Half frozen pond..
Later, on pavement, I eat a bar and finish off a bottle. I reload food and liquid in Twisp and set off to find out what will turn me around when I head west on Twisp River Road. The climb out of Twisp was familiar except for snow adorning the sides of the road. I pass Elbow Coulee and the dirt road looked inviting but my destination today lay west, not north.
Westward on Twisp River Road
I continue on and gradually the snow on the sides of the road began closing in and the two lane road was reduced to one lane. Then the snow left only two tire tracks where I could ride on the pave. When finally all was white, I again stopped, swiveled one hundred and eighty degrees and headed back.
The descent was invigorating both because it was still cold and because I was able to go fast on the gradual downhill. I was well past three hours of riding and still felt good. I was on my forth bottle of the day and my food was now gone. My training over the winter has not been perfect but it has been enough that I felt strong after nearly four hours of riding at a good level of effort.
My legs did have a bit of a hangover from my return to stair running. I convinced myself that it was the good kind of pain. Funny how two words like good and pain that would naturally be on opposite ends of a spectrum can be lumped together to support middle aged rationalizations.
Gravel hangover !
When I finished I was spattered with mud and my bike looked like I just had finished a muddy edition of Paris Roubaix. I shower and eat before washing and lubing the bike. The stairs remind me of just how “good” my ride was.

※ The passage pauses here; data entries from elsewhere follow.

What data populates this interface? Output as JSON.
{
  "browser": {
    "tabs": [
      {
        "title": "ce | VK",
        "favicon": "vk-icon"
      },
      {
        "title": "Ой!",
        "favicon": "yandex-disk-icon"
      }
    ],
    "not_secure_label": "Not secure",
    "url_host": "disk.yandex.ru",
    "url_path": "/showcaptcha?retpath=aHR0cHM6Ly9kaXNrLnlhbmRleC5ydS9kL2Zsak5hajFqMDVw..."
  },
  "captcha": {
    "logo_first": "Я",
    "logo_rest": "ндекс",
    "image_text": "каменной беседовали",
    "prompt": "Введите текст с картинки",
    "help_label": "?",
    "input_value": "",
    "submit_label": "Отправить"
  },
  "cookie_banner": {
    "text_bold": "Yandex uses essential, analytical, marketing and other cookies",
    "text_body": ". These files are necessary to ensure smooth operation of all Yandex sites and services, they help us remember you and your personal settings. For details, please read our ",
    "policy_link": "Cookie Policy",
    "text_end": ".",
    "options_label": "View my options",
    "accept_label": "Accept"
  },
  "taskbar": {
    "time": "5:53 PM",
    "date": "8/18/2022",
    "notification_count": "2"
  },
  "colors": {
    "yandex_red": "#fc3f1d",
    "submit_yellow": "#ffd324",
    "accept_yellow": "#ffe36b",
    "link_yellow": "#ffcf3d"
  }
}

Check this out !
Check this out !
The gravel season has begun.
Where did the snow go ?